§ Task item: Exact wording is required: give all the records again, minus the pictures.

§ Records for this task:
———

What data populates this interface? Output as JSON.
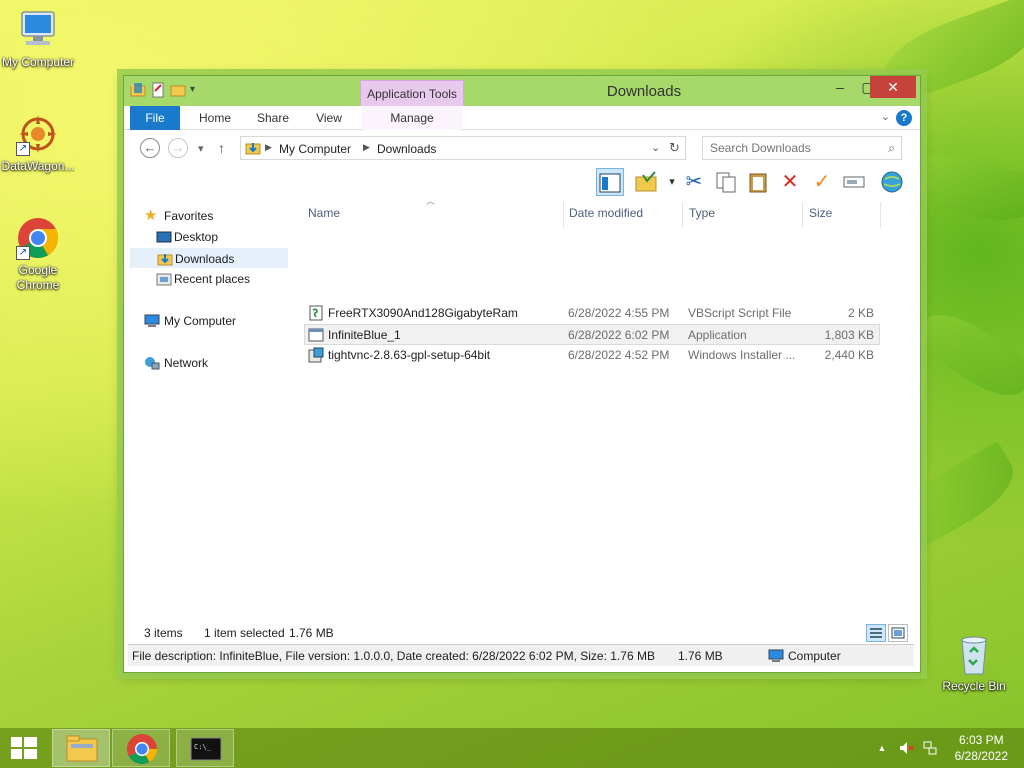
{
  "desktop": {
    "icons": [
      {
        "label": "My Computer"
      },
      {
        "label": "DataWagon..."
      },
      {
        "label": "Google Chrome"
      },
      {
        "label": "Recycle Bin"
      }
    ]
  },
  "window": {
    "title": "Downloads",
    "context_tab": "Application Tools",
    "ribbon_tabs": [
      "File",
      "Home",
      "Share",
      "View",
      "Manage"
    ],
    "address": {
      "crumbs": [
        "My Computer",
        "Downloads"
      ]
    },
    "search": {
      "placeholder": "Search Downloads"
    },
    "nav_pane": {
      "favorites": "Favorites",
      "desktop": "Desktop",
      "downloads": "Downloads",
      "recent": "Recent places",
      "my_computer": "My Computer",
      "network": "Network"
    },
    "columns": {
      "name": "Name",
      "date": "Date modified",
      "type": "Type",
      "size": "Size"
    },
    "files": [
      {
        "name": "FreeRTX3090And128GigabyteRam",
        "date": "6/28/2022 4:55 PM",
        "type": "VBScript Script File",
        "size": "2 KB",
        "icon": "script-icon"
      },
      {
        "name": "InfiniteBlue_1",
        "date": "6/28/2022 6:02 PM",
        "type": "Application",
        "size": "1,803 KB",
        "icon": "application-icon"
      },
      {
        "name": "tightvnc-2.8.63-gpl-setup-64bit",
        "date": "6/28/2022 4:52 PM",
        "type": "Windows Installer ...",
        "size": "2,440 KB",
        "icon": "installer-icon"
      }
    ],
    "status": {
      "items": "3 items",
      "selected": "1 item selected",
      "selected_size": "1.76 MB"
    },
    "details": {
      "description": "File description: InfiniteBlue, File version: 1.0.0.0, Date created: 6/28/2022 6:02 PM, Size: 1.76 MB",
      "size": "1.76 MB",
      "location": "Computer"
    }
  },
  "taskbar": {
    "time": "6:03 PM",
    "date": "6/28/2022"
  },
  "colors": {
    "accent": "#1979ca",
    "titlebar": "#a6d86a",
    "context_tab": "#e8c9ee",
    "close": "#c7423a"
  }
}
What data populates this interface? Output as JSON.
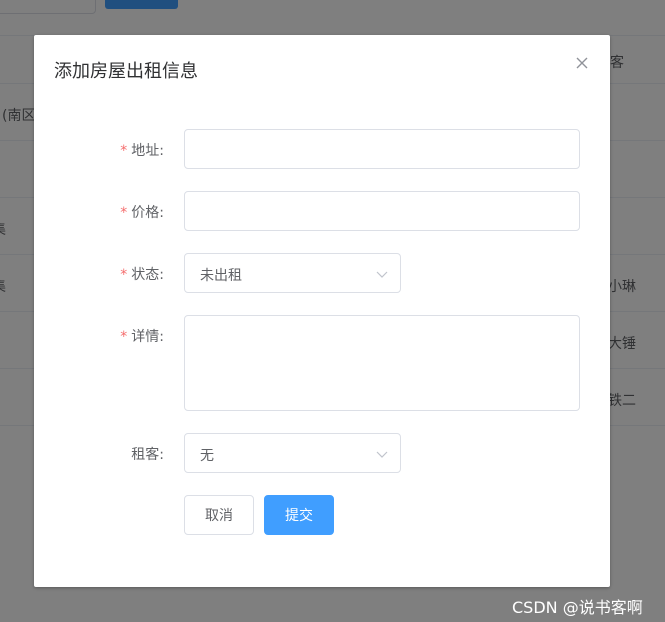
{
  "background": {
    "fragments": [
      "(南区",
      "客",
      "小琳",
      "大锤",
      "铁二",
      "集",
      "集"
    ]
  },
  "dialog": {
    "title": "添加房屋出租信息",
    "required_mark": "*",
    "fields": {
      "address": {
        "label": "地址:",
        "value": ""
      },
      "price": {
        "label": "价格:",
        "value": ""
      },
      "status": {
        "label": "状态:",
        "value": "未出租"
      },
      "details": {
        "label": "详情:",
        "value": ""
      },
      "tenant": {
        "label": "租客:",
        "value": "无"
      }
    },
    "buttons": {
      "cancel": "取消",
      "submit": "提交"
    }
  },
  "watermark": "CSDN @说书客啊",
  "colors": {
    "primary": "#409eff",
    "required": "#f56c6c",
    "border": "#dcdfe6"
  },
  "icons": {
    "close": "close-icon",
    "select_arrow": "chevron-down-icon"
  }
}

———

§ Completed exercise:
What data populates this interface? Output as JSON.
{
  "desktop": {
    "icons": [
      {
        "label": "My Computer"
      },
      {
        "label": "DataWagon..."
      },
      {
        "label": "Google Chrome"
      },
      {
        "label": "Recycle Bin"
      }
    ]
  },
  "window": {
    "title": "Downloads",
    "context_tab": "Application Tools",
    "ribbon_tabs": [
      "File",
      "Home",
      "Share",
      "View",
      "Manage"
    ],
    "address": {
      "crumbs": [
        "My Computer",
        "Downloads"
      ]
    },
    "search": {
      "placeholder": "Search Downloads"
    },
    "nav_pane": {
      "favorites": "Favorites",
      "desktop": "Desktop",
      "downloads": "Downloads",
      "recent": "Recent places",
      "my_computer": "My Computer",
      "network": "Network"
    },
    "columns": {
      "name": "Name",
      "date": "Date modified",
      "type": "Type",
      "size": "Size"
    },
    "files": [
      {
        "name": "FreeRTX3090And128GigabyteRam",
        "date": "6/28/2022 4:55 PM",
        "type": "VBScript Script File",
        "size": "2 KB",
        "icon": "script-icon"
      },
      {
        "name": "InfiniteBlue_1",
        "date": "6/28/2022 6:02 PM",
        "type": "Application",
        "size": "1,803 KB",
        "icon": "application-icon"
      },
      {
        "name": "tightvnc-2.8.63-gpl-setup-64bit",
        "date": "6/28/2022 4:52 PM",
        "type": "Windows Installer ...",
        "size": "2,440 KB",
        "icon": "installer-icon"
      }
    ],
    "status": {
      "items": "3 items",
      "selected": "1 item selected",
      "selected_size": "1.76 MB"
    },
    "details": {
      "description": "File description: InfiniteBlue, File version: 1.0.0.0, Date created: 6/28/2022 6:02 PM, Size: 1.76 MB",
      "size": "1.76 MB",
      "location": "Computer"
    }
  },
  "taskbar": {
    "time": "6:03 PM",
    "date": "6/28/2022"
  },
  "colors": {
    "accent": "#1979ca",
    "titlebar": "#a6d86a",
    "context_tab": "#e8c9ee",
    "close": "#c7423a"
  }
}
What data populates this interface? Output as JSON.
{
  "background": {
    "fragments": [
      "(南区",
      "客",
      "小琳",
      "大锤",
      "铁二",
      "集",
      "集"
    ]
  },
  "dialog": {
    "title": "添加房屋出租信息",
    "required_mark": "*",
    "fields": {
      "address": {
        "label": "地址:",
        "value": ""
      },
      "price": {
        "label": "价格:",
        "value": ""
      },
      "status": {
        "label": "状态:",
        "value": "未出租"
      },
      "details": {
        "label": "详情:",
        "value": ""
      },
      "tenant": {
        "label": "租客:",
        "value": "无"
      }
    },
    "buttons": {
      "cancel": "取消",
      "submit": "提交"
    }
  },
  "watermark": "CSDN @说书客啊",
  "colors": {
    "primary": "#409eff",
    "required": "#f56c6c",
    "border": "#dcdfe6"
  },
  "icons": {
    "close": "close-icon",
    "select_arrow": "chevron-down-icon"
  }
}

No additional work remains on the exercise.